----- SUPPLIED ENTRIES

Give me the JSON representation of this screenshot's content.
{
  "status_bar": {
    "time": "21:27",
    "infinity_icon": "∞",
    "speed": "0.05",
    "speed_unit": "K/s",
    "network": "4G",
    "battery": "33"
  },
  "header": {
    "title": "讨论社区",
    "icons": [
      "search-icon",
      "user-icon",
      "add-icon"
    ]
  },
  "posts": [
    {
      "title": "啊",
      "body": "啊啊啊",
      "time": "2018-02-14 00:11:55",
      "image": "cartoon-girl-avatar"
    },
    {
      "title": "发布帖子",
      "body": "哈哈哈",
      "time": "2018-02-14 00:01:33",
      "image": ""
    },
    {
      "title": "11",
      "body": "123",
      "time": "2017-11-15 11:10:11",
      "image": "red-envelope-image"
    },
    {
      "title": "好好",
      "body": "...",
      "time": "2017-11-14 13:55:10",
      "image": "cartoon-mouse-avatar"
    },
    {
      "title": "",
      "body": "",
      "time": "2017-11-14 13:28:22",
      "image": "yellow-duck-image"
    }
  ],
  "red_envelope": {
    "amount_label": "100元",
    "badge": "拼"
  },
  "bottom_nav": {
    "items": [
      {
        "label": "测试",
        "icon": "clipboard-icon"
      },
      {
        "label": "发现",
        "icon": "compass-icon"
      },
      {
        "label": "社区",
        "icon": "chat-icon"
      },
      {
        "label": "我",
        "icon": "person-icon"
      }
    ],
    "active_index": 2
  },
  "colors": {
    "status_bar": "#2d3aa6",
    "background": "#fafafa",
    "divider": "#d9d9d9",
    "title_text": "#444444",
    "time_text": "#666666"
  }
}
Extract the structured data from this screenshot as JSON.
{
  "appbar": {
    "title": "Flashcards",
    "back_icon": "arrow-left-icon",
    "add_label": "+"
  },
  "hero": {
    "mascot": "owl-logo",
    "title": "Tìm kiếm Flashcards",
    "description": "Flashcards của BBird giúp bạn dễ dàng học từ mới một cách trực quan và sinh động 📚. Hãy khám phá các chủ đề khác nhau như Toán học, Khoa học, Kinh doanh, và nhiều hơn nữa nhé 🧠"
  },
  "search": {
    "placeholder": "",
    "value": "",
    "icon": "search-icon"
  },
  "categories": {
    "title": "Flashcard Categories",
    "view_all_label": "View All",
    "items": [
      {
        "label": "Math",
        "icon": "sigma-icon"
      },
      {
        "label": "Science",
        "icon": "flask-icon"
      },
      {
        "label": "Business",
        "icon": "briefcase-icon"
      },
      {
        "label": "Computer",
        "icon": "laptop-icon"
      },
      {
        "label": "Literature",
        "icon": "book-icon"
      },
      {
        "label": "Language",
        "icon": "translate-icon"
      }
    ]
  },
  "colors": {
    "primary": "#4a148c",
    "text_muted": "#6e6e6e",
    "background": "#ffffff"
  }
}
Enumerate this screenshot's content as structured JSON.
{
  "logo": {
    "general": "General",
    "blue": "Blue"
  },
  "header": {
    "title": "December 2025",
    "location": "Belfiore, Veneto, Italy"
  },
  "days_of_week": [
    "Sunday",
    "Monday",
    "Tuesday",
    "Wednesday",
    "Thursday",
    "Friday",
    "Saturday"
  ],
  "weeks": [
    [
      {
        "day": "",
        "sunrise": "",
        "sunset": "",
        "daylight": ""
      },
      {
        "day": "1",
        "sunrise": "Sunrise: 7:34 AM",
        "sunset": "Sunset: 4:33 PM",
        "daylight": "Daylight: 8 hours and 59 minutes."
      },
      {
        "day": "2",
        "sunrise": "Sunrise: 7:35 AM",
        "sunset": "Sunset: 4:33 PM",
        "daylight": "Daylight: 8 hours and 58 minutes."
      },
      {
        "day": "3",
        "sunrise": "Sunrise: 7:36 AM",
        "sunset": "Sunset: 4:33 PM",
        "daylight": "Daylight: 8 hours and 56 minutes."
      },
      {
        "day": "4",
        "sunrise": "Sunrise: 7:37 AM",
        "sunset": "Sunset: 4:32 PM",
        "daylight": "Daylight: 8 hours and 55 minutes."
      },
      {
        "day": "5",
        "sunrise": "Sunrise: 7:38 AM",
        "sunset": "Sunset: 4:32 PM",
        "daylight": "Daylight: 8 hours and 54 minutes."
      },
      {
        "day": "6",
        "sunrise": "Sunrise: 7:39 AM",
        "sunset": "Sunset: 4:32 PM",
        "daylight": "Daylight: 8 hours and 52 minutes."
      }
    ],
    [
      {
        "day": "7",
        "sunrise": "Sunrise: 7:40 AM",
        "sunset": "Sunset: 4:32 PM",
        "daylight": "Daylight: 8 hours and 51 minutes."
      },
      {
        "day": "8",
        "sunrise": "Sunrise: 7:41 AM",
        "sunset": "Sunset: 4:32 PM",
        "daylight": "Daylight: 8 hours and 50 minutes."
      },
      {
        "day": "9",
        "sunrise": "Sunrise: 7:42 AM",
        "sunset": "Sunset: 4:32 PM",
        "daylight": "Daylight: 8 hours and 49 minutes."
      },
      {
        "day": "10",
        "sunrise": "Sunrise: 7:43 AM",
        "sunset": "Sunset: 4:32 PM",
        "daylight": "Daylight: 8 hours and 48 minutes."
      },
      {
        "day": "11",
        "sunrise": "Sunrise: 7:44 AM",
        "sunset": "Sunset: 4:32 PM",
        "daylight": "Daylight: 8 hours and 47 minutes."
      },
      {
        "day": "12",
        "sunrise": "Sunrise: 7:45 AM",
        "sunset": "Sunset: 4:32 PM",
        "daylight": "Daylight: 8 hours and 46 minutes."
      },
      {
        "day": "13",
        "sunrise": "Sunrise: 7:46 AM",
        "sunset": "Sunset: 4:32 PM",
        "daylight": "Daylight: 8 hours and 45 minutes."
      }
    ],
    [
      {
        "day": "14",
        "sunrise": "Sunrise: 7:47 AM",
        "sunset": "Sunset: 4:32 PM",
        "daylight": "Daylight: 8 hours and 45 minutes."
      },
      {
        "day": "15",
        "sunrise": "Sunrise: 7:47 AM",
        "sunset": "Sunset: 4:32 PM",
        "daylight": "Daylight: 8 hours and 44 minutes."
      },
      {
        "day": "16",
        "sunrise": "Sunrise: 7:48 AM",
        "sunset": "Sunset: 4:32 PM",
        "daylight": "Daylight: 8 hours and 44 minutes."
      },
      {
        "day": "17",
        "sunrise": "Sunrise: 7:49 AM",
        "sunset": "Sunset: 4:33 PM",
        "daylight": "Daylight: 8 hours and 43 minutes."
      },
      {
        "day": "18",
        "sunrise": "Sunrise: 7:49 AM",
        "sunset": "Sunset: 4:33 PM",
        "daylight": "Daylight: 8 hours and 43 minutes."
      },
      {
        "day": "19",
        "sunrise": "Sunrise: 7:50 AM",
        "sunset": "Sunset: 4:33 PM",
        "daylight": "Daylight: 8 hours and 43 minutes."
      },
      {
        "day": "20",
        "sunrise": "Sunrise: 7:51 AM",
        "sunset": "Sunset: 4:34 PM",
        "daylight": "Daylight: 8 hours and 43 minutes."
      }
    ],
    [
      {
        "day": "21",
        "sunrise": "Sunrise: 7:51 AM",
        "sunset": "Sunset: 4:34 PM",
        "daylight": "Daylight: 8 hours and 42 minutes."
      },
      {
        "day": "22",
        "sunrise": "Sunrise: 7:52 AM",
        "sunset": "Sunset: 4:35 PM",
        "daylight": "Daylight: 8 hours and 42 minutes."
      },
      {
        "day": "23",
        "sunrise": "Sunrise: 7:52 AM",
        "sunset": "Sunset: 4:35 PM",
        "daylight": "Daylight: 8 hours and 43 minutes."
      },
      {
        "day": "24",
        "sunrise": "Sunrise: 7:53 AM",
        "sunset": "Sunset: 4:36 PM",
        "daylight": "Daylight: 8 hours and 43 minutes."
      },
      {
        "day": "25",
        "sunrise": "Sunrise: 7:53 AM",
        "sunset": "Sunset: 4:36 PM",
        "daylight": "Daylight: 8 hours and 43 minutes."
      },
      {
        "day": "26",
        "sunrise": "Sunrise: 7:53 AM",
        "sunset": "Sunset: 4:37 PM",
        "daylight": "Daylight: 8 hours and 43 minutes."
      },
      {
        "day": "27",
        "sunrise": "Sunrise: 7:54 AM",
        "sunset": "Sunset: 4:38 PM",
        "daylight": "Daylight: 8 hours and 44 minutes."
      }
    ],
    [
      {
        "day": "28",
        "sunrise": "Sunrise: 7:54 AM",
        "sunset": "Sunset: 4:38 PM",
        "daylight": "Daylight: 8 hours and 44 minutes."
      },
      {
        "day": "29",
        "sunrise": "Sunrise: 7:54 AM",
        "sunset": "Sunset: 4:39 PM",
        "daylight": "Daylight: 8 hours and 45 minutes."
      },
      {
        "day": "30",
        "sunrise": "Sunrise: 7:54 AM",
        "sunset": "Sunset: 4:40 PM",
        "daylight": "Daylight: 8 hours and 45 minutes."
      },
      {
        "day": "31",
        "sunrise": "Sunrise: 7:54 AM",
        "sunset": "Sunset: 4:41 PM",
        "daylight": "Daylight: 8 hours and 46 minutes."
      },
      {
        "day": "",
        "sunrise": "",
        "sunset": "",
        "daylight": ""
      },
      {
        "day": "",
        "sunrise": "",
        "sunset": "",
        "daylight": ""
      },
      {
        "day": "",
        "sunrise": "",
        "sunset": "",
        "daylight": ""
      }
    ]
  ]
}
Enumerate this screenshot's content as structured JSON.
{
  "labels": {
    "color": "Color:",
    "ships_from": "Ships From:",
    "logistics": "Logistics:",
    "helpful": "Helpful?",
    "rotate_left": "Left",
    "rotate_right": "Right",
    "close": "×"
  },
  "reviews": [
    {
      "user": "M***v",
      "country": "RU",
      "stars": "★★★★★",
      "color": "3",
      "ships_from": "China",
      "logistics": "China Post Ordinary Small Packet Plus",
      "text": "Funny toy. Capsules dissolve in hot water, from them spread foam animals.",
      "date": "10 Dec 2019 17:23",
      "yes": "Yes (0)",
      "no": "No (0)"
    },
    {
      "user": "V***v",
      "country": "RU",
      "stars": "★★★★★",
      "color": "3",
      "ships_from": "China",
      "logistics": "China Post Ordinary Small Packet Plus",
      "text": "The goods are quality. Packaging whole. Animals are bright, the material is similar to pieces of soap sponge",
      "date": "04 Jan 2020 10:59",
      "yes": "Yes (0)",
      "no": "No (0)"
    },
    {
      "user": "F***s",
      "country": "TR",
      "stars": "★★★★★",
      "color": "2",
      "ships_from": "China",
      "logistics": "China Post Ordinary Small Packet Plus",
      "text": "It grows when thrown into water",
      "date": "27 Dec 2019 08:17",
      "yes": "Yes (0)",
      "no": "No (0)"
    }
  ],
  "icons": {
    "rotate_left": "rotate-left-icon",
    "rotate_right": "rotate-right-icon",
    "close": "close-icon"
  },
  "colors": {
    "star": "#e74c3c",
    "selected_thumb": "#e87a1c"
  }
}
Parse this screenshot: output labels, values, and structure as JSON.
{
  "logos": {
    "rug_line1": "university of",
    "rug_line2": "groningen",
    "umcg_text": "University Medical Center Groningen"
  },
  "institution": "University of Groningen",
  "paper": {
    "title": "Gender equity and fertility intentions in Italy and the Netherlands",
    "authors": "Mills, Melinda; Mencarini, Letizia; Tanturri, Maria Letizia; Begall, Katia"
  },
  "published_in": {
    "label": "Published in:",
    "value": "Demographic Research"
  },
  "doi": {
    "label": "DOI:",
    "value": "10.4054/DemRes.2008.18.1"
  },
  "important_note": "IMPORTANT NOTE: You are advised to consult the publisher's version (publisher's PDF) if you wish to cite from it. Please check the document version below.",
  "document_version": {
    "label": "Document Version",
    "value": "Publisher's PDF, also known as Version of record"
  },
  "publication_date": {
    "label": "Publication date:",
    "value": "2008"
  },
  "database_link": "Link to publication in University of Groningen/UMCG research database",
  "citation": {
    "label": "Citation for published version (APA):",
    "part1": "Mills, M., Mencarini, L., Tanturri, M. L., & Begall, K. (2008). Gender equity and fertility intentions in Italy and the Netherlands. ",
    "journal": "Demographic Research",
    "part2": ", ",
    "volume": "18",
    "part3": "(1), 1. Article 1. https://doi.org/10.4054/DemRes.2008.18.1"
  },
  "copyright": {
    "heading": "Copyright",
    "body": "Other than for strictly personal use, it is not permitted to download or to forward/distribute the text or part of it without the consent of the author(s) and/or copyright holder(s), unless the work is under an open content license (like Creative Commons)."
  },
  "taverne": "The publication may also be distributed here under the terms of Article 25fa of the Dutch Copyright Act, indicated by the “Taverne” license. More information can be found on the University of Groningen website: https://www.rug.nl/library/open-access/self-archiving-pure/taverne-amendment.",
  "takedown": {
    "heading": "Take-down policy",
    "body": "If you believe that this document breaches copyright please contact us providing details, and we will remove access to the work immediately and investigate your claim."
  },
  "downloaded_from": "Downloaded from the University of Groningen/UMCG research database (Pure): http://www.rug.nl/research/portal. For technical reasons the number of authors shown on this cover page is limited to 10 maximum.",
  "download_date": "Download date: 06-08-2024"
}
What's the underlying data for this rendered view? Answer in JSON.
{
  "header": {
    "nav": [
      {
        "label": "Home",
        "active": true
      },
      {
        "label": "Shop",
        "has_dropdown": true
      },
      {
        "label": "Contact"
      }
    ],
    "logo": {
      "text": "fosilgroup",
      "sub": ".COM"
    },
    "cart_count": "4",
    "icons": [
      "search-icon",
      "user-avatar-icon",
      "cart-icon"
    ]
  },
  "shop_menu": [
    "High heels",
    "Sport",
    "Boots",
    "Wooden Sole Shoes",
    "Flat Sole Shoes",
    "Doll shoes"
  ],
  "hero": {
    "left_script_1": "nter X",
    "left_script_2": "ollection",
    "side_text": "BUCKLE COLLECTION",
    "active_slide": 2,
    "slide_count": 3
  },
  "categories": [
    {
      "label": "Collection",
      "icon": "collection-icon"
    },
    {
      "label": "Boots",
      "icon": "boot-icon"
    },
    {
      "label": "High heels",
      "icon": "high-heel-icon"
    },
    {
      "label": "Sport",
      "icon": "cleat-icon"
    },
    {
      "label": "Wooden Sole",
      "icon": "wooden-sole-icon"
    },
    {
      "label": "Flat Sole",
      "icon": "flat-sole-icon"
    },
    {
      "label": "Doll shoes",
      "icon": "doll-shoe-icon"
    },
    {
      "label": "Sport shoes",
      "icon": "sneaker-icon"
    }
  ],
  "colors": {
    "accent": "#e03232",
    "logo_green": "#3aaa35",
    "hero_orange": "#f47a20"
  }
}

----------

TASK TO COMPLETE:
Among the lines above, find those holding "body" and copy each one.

TASK ANSWER:
      "body": "啊啊啊",
      "body": "哈哈哈",
      "body": "123",
      "body": "...",
      "body": "",
    "body": "Other than for strictly personal use, it is not permitted to download or to forward/distribute the text or part of it without the consent of the author(s) and/or copyright holder(s), unless the work is under an open content license (like Creative Commons)."
    "body": "If you believe that this document breaches copyright please contact us providing details, and we will remove access to the work immediately and investigate your claim."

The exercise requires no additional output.